When it comes to the platforming elements, Castlevania: Lords of Shadow does a good job. You can use the combat cross’s hook tip to hoick yourself up sheer drops and swing from one ledge to another. It is fun, flows quite nicely, and reminiscent of Prince of Persia. So are some of the puzzles actually. A few aren’t too taxing, others require some thought. I was surprised at the good the selection of puzzles. Your brothers leave behind notes about how unsuccessful they were when attempting the puzzles but given the easiness of some of them, they clearly mustn’t have been the sharpest swords in the armory. In some cases if you haven’t found a scroll that gives you a hint, the puzzles can just turn out to be trial and error, which can be irritating. If you’re stuck with the puzzle you can choose to unlock the solution, it comes at the cost of any experience points you might have earned by figuring it out yourself.
Castlevania: Lords of Shadow is a lengthy game, and one could spend 20+ hours just getting to the end of the first playthrough, and further more attempting to beat the trials and finding the collectibles. This could prove too demanding for the more casual gamers. Granted there are issues with the fixed camera perspective and the game reuses combat and platforming mechanics from other games but that doesn’t tarnish the polish of this wonderfully crafted game. It does a great job of building the suspense, and there is always a sense of dread when you get to the top of a tower of the bottom of a dungeon, wondering what manner of evil you’ll be facing next.

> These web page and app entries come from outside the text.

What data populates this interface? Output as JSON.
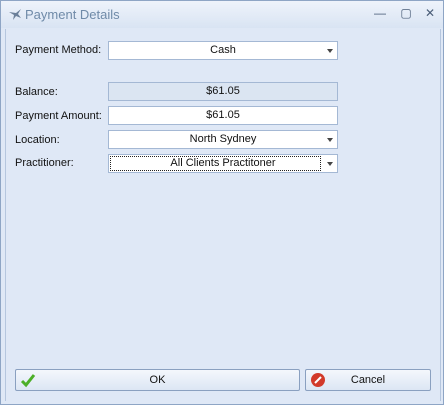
{
  "window": {
    "title": "Payment Details"
  },
  "form": {
    "payment_method": {
      "label": "Payment Method:",
      "value": "Cash"
    },
    "balance": {
      "label": "Balance:",
      "value": "$61.05"
    },
    "payment_amount": {
      "label": "Payment Amount:",
      "value": "$61.05"
    },
    "location": {
      "label": "Location:",
      "value": "North Sydney"
    },
    "practitioner": {
      "label": "Practitioner:",
      "value": "All Clients Practitoner"
    }
  },
  "buttons": {
    "ok": "OK",
    "cancel": "Cancel"
  },
  "colors": {
    "ok_icon": "#4caf28",
    "cancel_icon": "#d23a2a"
  }
}
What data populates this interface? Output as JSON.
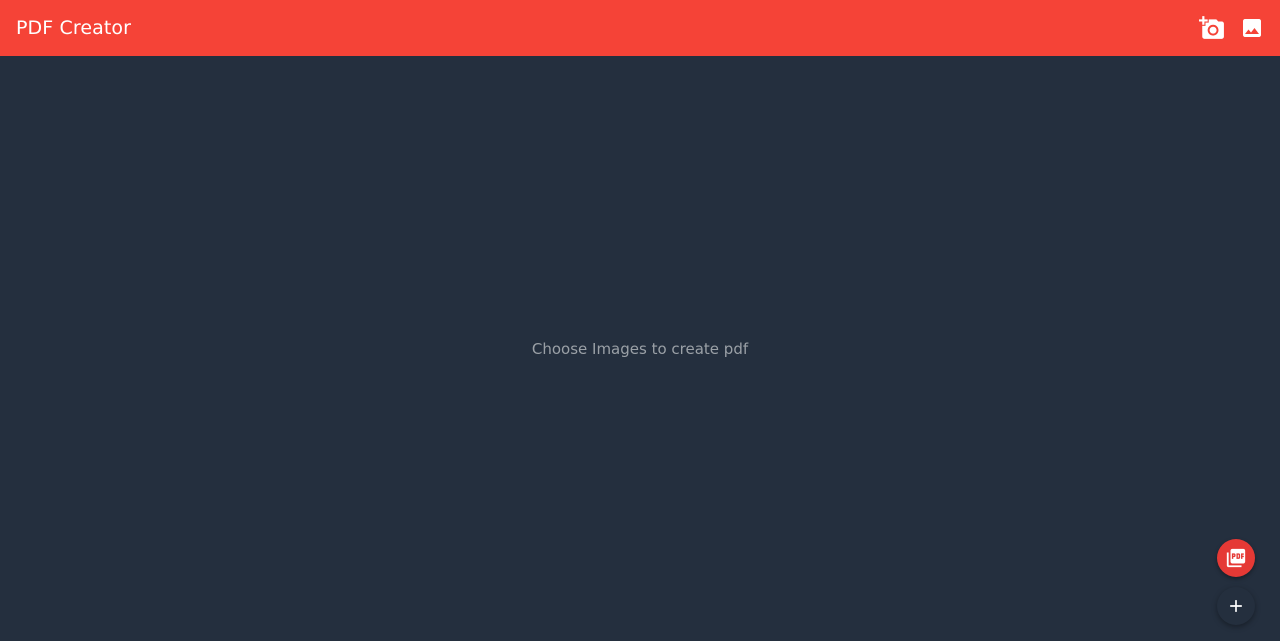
{
  "appbar": {
    "title": "PDF Creator",
    "actions": [
      {
        "icon": "add-a-photo-icon",
        "label": "Take photo"
      },
      {
        "icon": "image-icon",
        "label": "Choose image"
      }
    ]
  },
  "main": {
    "empty_message": "Choose Images to create pdf"
  },
  "fabs": [
    {
      "icon": "picture-as-pdf-icon"
    },
    {
      "icon": "add-icon"
    }
  ],
  "colors": {
    "appbar": "#f54337",
    "background": "#242f3e",
    "fab_pdf": "#e53935",
    "text_muted": "#9aa0a6"
  }
}
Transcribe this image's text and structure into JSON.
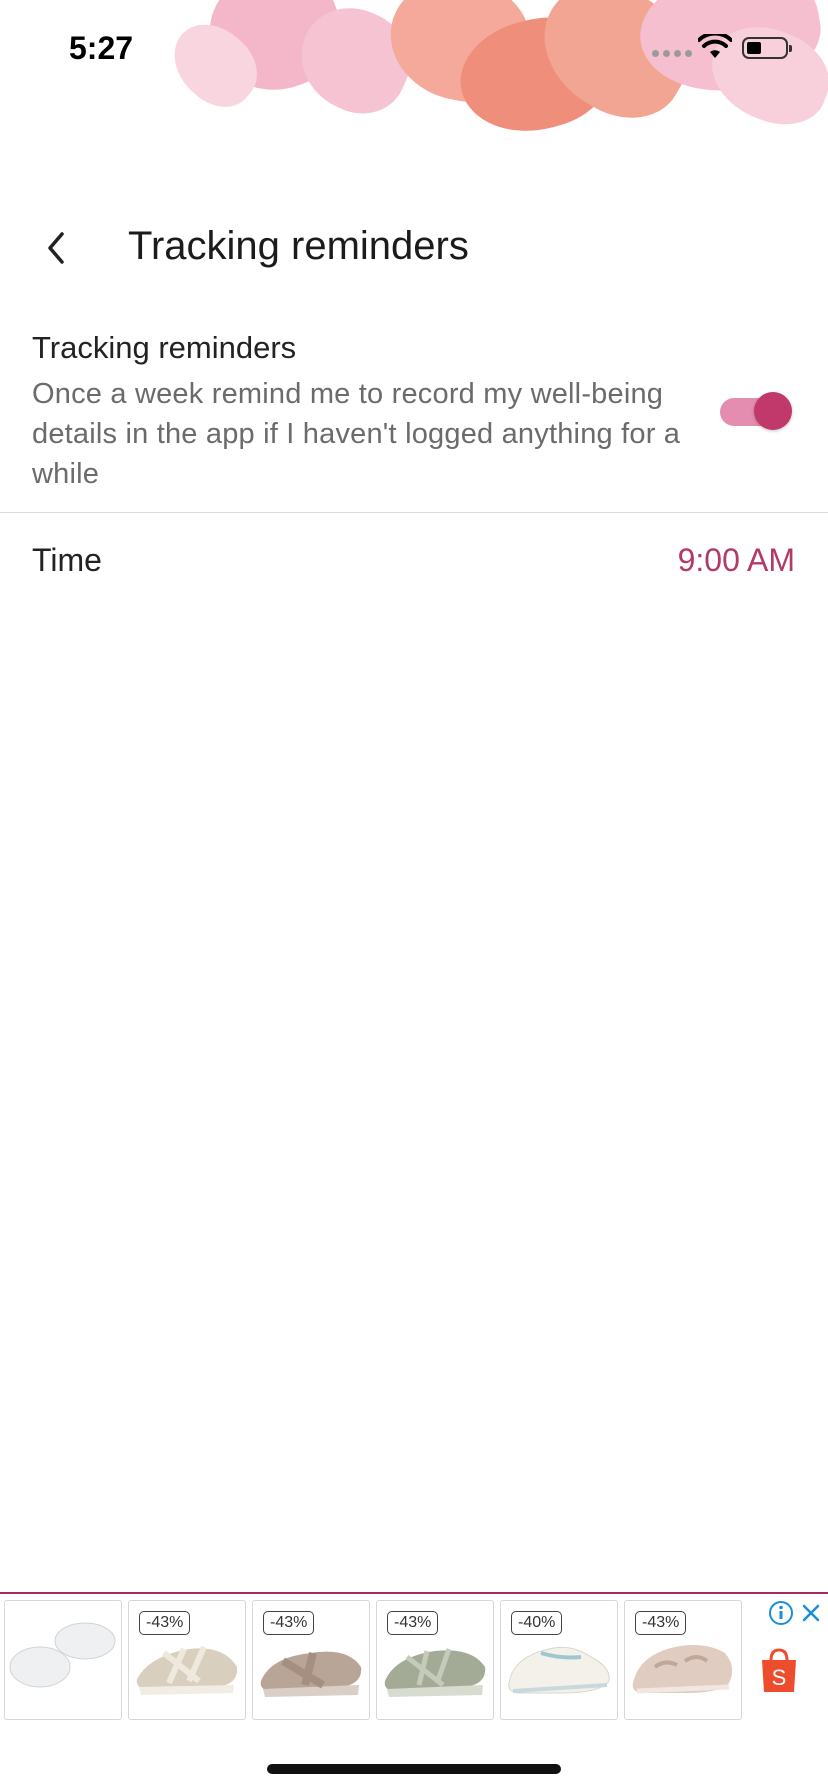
{
  "status_bar": {
    "time": "5:27"
  },
  "nav": {
    "title": "Tracking reminders"
  },
  "reminder": {
    "title": "Tracking reminders",
    "description": "Once a week remind me to record my well-being details in the app if I haven't logged anything for a while",
    "enabled": true
  },
  "time_row": {
    "label": "Time",
    "value": "9:00 AM"
  },
  "ad": {
    "products": [
      {
        "name": "gel-insoles",
        "discount": ""
      },
      {
        "name": "beige-sandal",
        "discount": "-43%"
      },
      {
        "name": "taupe-sandal",
        "discount": "-43%"
      },
      {
        "name": "green-sandal",
        "discount": "-43%"
      },
      {
        "name": "white-sneaker",
        "discount": "-40%"
      },
      {
        "name": "pink-sandal",
        "discount": "-43%"
      }
    ],
    "shop_icon_letter": "S"
  },
  "colors": {
    "accent": "#b23a6a",
    "toggle_knob": "#c1386a",
    "toggle_track": "#e58db0",
    "ad_border": "#a52a5e",
    "shop_orange": "#ee4d2d"
  }
}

There is so much to like about Castlevania: Lords of Shadow, even something that one often overlooks. The game’s menu is presented like an ancient tome that includes the bestiary and a travel journal that gives you info about the scrolls, gems, upgrades, and bits and pieces that you’ve collected. The monsters are sketched out well and the various combat moves are animated well. It’s a nice resource and I like the attention to detail. The sound design has been given the same treatment too. In some games I’ve played recently, it’s been purely incidentally and only ramps up at boss battles, but not so in Castlevania. The haunting sweeping tunes are always with you, as if to accompany Belmont’s melancholy demeanour. It’s beautifully done and complements the game. The voice acting it top-notch with Robert Carlyle (Trainspotting, 28 Weeks Later) providing the voice for Gabriel Belmont. Popular facepalm image and distinguished actor Sir Patrick Stewart not only narrates the introduction to each chapter with poise and elegance but plays a part in the tale too.
So, to cut a short story long, I thoroughly enjoyed Castlevania: Lords of Shadow. It is beautiful to look at and the storyline is pretty competent. It is lengthy, challenging, immersive, and is certainly one of the two surprising hits (Darksiders is the other) that I’ve played this year. Thank you for the experience, Gabriel “Lesley” Belmont: Melancholy Monster Slayer.